Assignment - In the entries below, locate the line with "Transcribe this image's", then give again that line and all lines after it, exactly, with pictures omitted.

********

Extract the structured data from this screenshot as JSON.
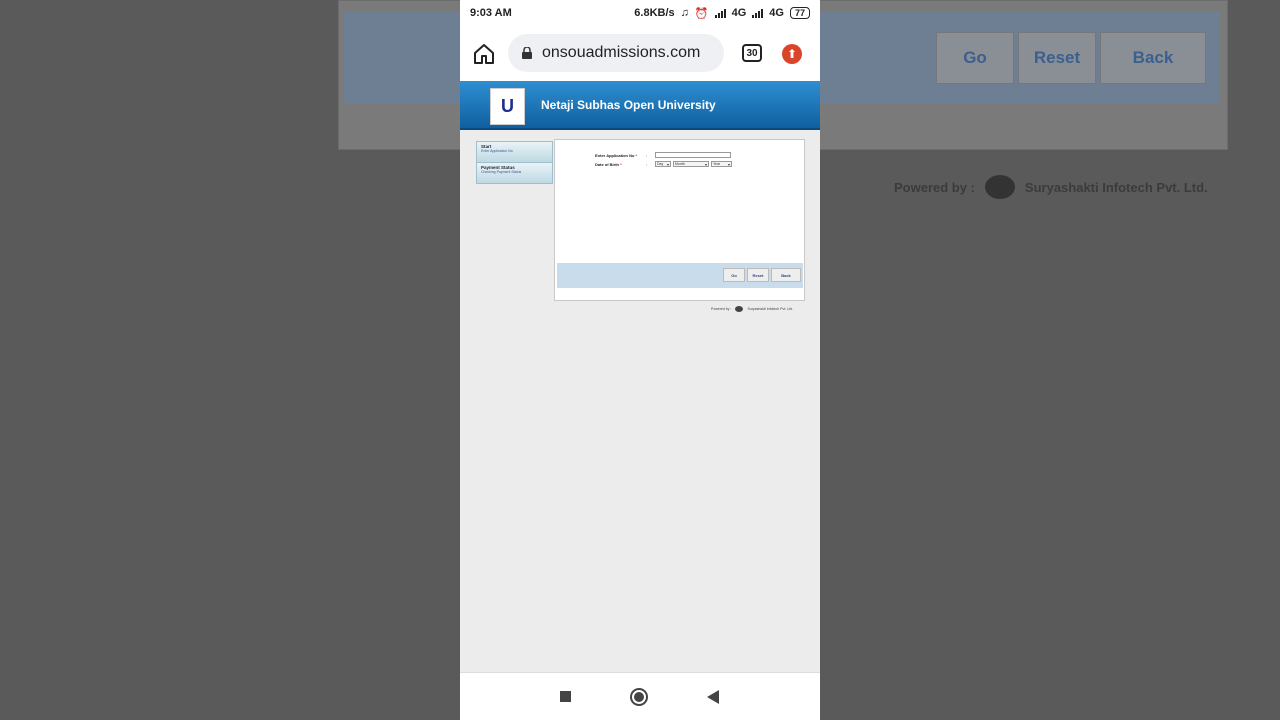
{
  "background": {
    "buttons": [
      "Go",
      "Reset",
      "Back"
    ],
    "powered_by": "Powered by :",
    "company": "Suryashakti Infotech Pvt. Ltd."
  },
  "status_bar": {
    "time": "9:03 AM",
    "speed": "6.8KB/s",
    "network1": "4G",
    "network2": "4G",
    "battery": "77"
  },
  "browser": {
    "url": "onsouadmissions.com",
    "tab_count": "30"
  },
  "site": {
    "title": "Netaji Subhas Open University",
    "logo_text": "U"
  },
  "sidebar": {
    "items": [
      {
        "title": "Start",
        "subtitle": "Enter Application No"
      },
      {
        "title": "Payment Status",
        "subtitle": "Checking Payment Status"
      }
    ]
  },
  "form": {
    "app_no_label": "Enter Application No",
    "dob_label": "Date of Birth",
    "colon": ":",
    "required_mark": "*",
    "day": "Day",
    "month": "Month",
    "year": "Year",
    "go": "Go",
    "reset": "Reset",
    "back": "Back"
  },
  "footer": {
    "powered_by": "Powered by :",
    "company": "Suryashakti Infotech Pvt. Ltd."
  },
  "colors": {
    "header_blue": "#1a73b8",
    "accent_red": "#d9452b"
  }
}
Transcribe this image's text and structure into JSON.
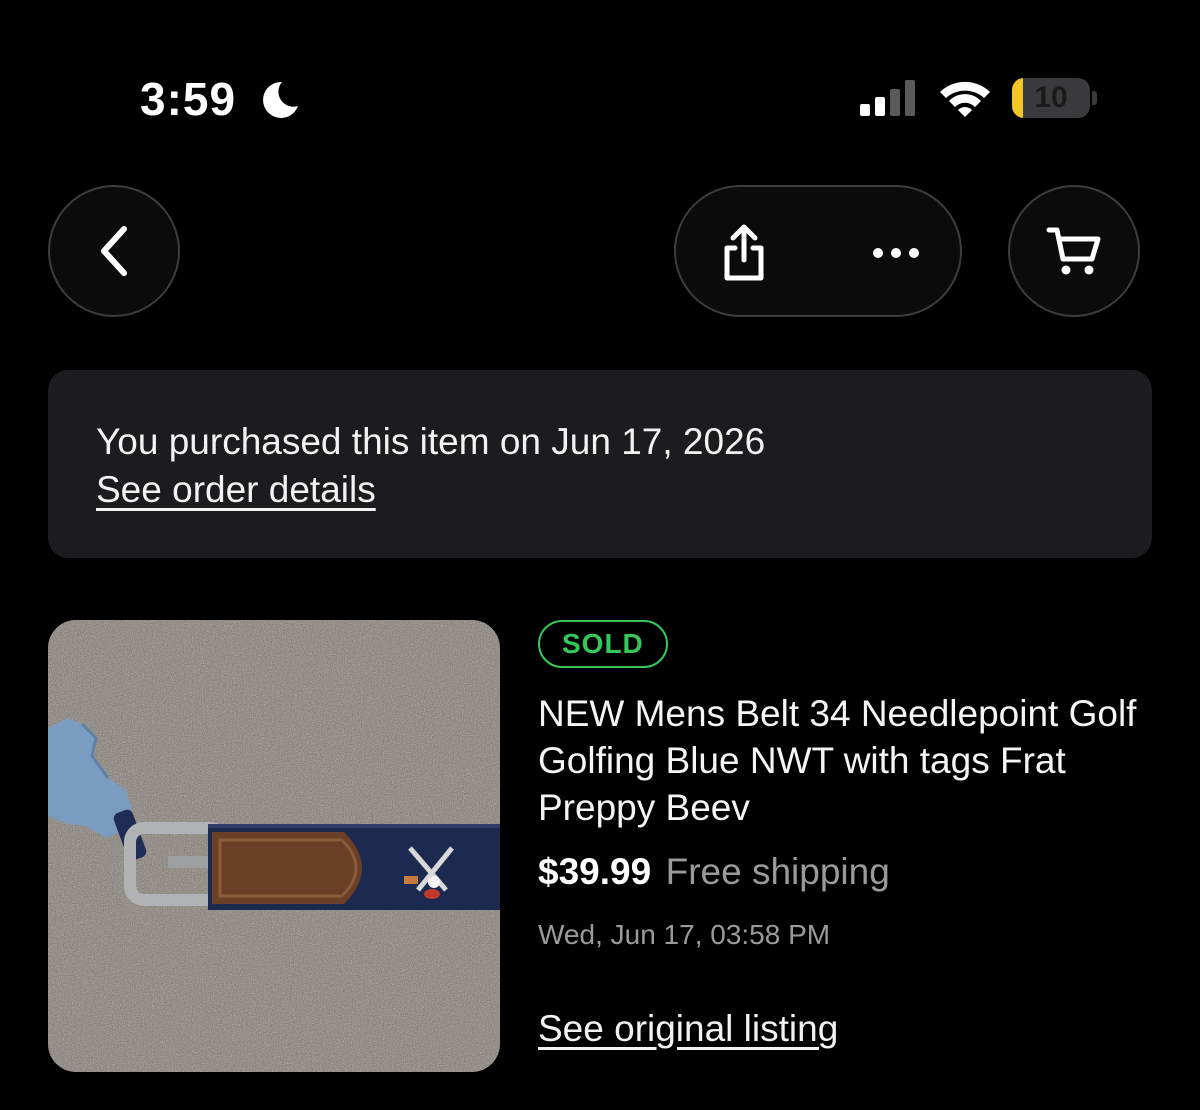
{
  "status_bar": {
    "time": "3:59",
    "battery_percent": 10,
    "battery_label": "10",
    "battery_color": "#f3c623",
    "signal_bars_active": 2,
    "signal_bars_total": 4
  },
  "nav": {
    "back_icon": "chevron-left-icon",
    "share_icon": "share-icon",
    "more_icon": "more-horizontal-icon",
    "cart_icon": "cart-icon"
  },
  "banner": {
    "text": "You purchased this item on Jun 17, 2026",
    "link": "See order details"
  },
  "product": {
    "status_badge": "SOLD",
    "status_color": "#35c759",
    "title": "NEW Mens Belt 34 Needlepoint Golf Golfing Blue NWT with tags Frat Preppy Beev",
    "price": "$39.99",
    "shipping": "Free shipping",
    "date": "Wed, Jun 17, 03:58 PM",
    "original_listing_link": "See original listing"
  }
}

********

Answer below -
Transcribe this image's text and structure into JSON.
{
  "status_bar": {
    "time": "3:59",
    "battery_percent": 10,
    "battery_label": "10",
    "battery_color": "#f3c623",
    "signal_bars_active": 2,
    "signal_bars_total": 4
  },
  "nav": {
    "back_icon": "chevron-left-icon",
    "share_icon": "share-icon",
    "more_icon": "more-horizontal-icon",
    "cart_icon": "cart-icon"
  },
  "banner": {
    "text": "You purchased this item on Jun 17, 2026",
    "link": "See order details"
  },
  "product": {
    "status_badge": "SOLD",
    "status_color": "#35c759",
    "title": "NEW Mens Belt 34 Needlepoint Golf Golfing Blue NWT with tags Frat Preppy Beev",
    "price": "$39.99",
    "shipping": "Free shipping",
    "date": "Wed, Jun 17, 03:58 PM",
    "original_listing_link": "See original listing"
  }
}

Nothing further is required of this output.